**To do:** Search the records below for the string "XSLT" and copy each line where it turns up.

*** Block opens ***

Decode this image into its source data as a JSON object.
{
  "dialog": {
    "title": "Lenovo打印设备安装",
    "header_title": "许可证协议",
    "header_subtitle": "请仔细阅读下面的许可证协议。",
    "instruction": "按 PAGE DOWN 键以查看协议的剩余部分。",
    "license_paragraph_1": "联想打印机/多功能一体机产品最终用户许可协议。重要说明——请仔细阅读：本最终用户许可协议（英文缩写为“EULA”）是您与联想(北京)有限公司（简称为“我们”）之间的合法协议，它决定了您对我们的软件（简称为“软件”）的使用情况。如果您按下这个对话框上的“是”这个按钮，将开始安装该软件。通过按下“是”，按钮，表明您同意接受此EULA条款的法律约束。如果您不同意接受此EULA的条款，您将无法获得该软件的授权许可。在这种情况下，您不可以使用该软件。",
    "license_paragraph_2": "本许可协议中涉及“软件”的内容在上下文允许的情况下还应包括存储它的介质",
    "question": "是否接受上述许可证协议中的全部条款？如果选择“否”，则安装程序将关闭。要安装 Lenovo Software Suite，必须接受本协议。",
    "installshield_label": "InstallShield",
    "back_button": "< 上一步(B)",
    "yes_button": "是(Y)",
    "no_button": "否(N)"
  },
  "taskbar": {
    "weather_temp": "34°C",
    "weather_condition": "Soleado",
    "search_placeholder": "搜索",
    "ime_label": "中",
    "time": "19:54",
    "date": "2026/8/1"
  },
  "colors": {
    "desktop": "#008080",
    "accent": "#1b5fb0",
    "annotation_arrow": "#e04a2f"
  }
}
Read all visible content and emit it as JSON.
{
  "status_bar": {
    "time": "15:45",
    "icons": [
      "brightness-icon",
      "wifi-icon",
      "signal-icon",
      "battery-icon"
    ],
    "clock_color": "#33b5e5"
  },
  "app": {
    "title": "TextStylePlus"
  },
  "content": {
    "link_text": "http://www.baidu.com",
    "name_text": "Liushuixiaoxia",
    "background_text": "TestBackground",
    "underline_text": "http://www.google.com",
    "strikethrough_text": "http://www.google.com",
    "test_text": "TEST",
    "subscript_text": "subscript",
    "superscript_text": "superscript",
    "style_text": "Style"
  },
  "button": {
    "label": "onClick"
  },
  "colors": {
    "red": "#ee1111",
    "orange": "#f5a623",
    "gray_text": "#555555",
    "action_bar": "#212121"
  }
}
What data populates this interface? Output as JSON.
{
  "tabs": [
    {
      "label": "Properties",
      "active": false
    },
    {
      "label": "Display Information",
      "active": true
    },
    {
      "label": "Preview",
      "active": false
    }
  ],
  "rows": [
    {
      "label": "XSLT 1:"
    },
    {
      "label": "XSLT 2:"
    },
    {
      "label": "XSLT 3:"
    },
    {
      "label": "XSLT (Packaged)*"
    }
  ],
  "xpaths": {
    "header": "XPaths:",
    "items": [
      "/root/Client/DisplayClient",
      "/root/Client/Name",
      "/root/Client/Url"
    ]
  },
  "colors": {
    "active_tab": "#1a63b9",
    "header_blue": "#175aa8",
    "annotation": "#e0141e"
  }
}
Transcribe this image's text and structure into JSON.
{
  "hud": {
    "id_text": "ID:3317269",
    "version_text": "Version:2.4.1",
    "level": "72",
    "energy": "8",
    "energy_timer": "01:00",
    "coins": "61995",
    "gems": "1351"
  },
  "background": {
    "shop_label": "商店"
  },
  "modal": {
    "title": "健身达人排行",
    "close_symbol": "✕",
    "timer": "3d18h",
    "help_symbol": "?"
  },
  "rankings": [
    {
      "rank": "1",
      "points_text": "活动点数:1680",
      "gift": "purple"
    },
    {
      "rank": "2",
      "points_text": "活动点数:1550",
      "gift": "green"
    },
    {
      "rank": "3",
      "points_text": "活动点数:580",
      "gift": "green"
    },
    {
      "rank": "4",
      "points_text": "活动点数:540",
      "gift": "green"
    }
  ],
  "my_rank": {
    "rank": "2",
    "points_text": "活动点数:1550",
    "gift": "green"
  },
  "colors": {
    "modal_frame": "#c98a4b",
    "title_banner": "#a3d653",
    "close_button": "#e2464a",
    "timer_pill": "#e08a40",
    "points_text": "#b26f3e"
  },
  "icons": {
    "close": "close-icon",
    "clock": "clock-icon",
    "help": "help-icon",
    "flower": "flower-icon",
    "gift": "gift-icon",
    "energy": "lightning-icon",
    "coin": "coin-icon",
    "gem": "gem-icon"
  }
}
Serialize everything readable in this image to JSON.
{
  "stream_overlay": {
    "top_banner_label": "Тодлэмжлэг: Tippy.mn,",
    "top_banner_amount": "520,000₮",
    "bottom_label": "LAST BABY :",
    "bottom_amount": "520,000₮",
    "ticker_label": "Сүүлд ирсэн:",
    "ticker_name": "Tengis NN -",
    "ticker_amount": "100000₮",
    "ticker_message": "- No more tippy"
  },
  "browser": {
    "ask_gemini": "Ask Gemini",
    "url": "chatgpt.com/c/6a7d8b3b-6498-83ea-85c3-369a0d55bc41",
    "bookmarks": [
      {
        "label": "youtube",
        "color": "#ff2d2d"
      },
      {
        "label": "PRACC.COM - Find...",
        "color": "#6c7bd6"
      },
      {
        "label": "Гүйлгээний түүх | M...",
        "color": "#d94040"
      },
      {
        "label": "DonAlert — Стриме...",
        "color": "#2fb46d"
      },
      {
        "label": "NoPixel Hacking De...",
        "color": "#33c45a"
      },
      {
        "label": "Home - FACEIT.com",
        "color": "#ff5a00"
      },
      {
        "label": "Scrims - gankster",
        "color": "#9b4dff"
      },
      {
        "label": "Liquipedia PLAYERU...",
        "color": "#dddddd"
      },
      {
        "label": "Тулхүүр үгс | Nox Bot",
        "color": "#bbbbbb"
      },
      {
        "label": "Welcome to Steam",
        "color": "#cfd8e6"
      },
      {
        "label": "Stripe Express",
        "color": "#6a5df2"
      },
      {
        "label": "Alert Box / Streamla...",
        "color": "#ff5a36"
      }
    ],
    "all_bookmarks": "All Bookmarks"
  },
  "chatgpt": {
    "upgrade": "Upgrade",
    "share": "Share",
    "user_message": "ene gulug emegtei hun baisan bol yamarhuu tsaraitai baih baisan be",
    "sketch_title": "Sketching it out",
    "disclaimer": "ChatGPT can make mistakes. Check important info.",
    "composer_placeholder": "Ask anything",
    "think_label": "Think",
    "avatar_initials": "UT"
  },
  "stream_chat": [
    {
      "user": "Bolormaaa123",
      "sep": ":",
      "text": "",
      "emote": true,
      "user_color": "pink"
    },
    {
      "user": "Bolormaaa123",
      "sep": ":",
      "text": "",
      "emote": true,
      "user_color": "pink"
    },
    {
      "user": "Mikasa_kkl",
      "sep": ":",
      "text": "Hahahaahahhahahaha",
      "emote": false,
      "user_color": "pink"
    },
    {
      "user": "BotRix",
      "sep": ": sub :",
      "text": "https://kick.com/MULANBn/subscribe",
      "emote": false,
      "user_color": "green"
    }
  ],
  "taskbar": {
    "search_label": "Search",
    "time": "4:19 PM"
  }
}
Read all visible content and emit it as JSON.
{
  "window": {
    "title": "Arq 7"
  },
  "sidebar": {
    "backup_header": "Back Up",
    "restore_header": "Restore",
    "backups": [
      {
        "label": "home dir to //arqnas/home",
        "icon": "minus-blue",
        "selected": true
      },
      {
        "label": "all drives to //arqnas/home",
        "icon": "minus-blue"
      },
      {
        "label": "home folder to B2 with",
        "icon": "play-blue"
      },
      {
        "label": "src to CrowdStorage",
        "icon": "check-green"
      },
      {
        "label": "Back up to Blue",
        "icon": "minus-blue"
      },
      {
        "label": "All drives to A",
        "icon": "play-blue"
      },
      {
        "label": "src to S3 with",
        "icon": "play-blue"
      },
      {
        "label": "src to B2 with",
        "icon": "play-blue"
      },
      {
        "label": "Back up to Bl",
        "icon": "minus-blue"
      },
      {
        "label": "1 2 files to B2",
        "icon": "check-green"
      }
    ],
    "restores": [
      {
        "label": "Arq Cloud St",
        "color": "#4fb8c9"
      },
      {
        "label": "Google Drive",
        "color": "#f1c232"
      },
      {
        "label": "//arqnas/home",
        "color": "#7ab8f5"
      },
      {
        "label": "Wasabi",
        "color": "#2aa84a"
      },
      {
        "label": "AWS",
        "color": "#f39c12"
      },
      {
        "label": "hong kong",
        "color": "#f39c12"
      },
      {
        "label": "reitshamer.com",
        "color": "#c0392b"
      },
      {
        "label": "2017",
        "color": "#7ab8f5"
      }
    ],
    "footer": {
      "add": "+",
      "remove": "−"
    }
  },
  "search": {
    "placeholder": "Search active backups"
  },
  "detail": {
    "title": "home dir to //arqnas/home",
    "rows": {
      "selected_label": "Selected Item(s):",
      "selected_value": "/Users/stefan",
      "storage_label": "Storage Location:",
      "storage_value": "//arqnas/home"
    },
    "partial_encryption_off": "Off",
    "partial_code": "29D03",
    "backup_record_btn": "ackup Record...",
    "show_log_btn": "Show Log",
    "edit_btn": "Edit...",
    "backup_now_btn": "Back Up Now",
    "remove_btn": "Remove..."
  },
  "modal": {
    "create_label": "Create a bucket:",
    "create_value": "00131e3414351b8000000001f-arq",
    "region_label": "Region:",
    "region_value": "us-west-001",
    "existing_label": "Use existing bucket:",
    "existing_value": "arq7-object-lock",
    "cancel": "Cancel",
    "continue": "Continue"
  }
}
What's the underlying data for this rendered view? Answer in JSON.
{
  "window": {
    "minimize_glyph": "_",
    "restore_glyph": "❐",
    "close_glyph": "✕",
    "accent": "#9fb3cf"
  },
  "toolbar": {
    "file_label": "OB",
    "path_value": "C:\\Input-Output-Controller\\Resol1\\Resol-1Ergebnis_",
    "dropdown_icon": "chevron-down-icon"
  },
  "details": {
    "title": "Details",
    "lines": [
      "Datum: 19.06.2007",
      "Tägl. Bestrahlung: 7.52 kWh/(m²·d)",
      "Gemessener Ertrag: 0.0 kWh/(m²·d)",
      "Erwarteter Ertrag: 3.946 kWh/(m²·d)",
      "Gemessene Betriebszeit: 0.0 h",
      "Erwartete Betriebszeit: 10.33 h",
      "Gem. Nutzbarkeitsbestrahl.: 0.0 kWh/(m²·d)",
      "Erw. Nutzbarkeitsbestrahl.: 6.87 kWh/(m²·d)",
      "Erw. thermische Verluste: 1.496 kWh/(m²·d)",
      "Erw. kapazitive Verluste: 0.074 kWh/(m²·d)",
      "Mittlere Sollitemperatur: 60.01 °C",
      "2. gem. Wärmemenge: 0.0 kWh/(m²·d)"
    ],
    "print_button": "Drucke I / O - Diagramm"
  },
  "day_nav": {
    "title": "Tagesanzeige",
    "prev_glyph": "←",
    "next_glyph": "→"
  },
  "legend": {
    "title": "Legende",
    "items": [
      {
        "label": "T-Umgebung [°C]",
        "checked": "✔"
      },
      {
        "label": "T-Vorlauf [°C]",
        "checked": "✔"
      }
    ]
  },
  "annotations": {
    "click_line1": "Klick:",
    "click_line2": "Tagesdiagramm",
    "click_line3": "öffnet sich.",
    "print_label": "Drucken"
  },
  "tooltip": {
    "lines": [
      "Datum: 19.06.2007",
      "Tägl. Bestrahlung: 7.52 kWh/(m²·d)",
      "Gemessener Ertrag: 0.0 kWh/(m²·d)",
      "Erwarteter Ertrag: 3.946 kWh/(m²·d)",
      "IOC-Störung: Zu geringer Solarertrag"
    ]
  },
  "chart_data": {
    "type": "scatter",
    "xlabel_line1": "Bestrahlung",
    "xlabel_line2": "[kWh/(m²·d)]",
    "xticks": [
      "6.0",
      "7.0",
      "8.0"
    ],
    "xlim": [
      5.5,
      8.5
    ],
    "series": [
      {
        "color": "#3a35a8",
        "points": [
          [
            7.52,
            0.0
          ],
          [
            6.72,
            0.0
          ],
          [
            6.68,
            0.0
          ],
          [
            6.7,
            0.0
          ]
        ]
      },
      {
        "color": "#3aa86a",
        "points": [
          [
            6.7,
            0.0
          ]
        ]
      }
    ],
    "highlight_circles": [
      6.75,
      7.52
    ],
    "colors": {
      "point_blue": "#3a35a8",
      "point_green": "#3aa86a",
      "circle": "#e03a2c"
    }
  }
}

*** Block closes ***

**Output below:**
      "label": "XSLT 1:"
      "label": "XSLT 2:"
      "label": "XSLT 3:"
      "label": "XSLT (Packaged)*"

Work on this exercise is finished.